The game modes we have enjoyed for years in NCAA Football all return and many have received some changes. For starters, the popular Dynasty mode now allows gamers to be offensive or defensive coordinators and then make their way to the head coach position. However the new coaching carousel starts off a bit unrealistic, as I was able to pick any coaching position including head coach without even having to make a name for myself as a coordinator. I think if they took a page out of Road to Glory and started you off as a head coach of a high school team and then you received coordinator offers, the mode would start off resembling real life much better. Once you sign your job, though, you are faced with different contract goals; if you complete them you might get an extension at the end of the year or even better job offers. The mode itself plays out similarly to last year’s, as you will need to recruit high schoolers and manage the team. However the recruiting doesn’t respect your coordinator position. Even as an offensive coordinator you need to handle the entire team’s recruiting.
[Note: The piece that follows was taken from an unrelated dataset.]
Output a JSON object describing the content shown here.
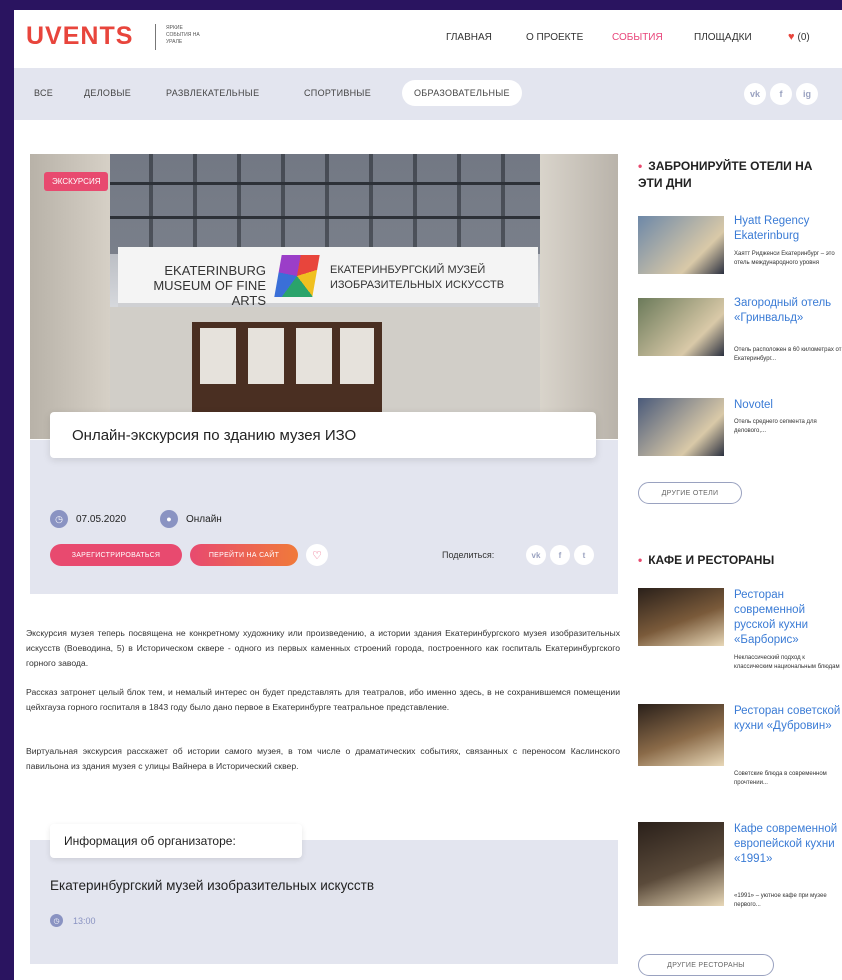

The only time being a coordinator seems to make the game different is when you are on the field as you will only play as offense or defense, depending on your job. I think all aspects of team management should have been split depending on what type of coordinator you are. If you run the offense, then you should only have to handle offensive recruiting and offensive management. Those who are head coach would then have to juggle the entire team’s management. The coaching carousel is a nice addition and I think it’s a great first step and I can only imagine how the mode will evolve next season.
Road to Glory has received some tweaks. The biggest is how your High School senior year plays out. Unlike last year where you found yourself in the High School finals, this year you play out your entire senior year schedule. This not only adds to the mode’s play time but allows you to build your player over a season. Last year it was frustrating if your team lost in the first round of the finals as you then found yourself only getting offers from small schools. Once in college, the mode is relatively the same as years past. You run reps in practice, earn points,and try to score a spot on the starting roster. One nice addition which makes the mode more enjoyable is the ability to play as an Iron-man in high school and play on both sides of the ball, which I suggest you do as it makes the mode more interesting and gives you more options when picking which college to go to.
There are also some neat alternative ways to play NCAA Football 12. For instance you can play in coach mode and just call the plays. Or when you start up a career you can alter the conferences. Shrink or expand each conference, shake up which schools are n each conference, move the championship games to other locations, and even change game days. You can pretty much create your own NCAA.
NCAA Football 12 is a nice step forward for the series, not quite the giant leap we saw two years ago. But there are enough changes to warrant fans of the series to upgrade. The new gameplay mechanics on the field alone are worth the price. I’ve never been one to waste time on replays, but the new collision system and removal of the dreaded “suction” makes re-watching your big plays worthwhile. I like the new coaching carousel idea but I think it needs some refinement. I think it should start like Road to Glory as a high school coach, and the recruiting should be limited to the side of the ball you are coordinating. The changes made to Road to Glory are nice and make the High School part of the mode a lot more fun, the college part still gets a bit repetitive, but so is trying to make a team. Bottom line: the gang at EA Sports continue to push the franchise, and this year you get an a amazing college football experience.
A copy of NCAA Football 12 for Xbox 360 was provided to us for the review from EA Sports.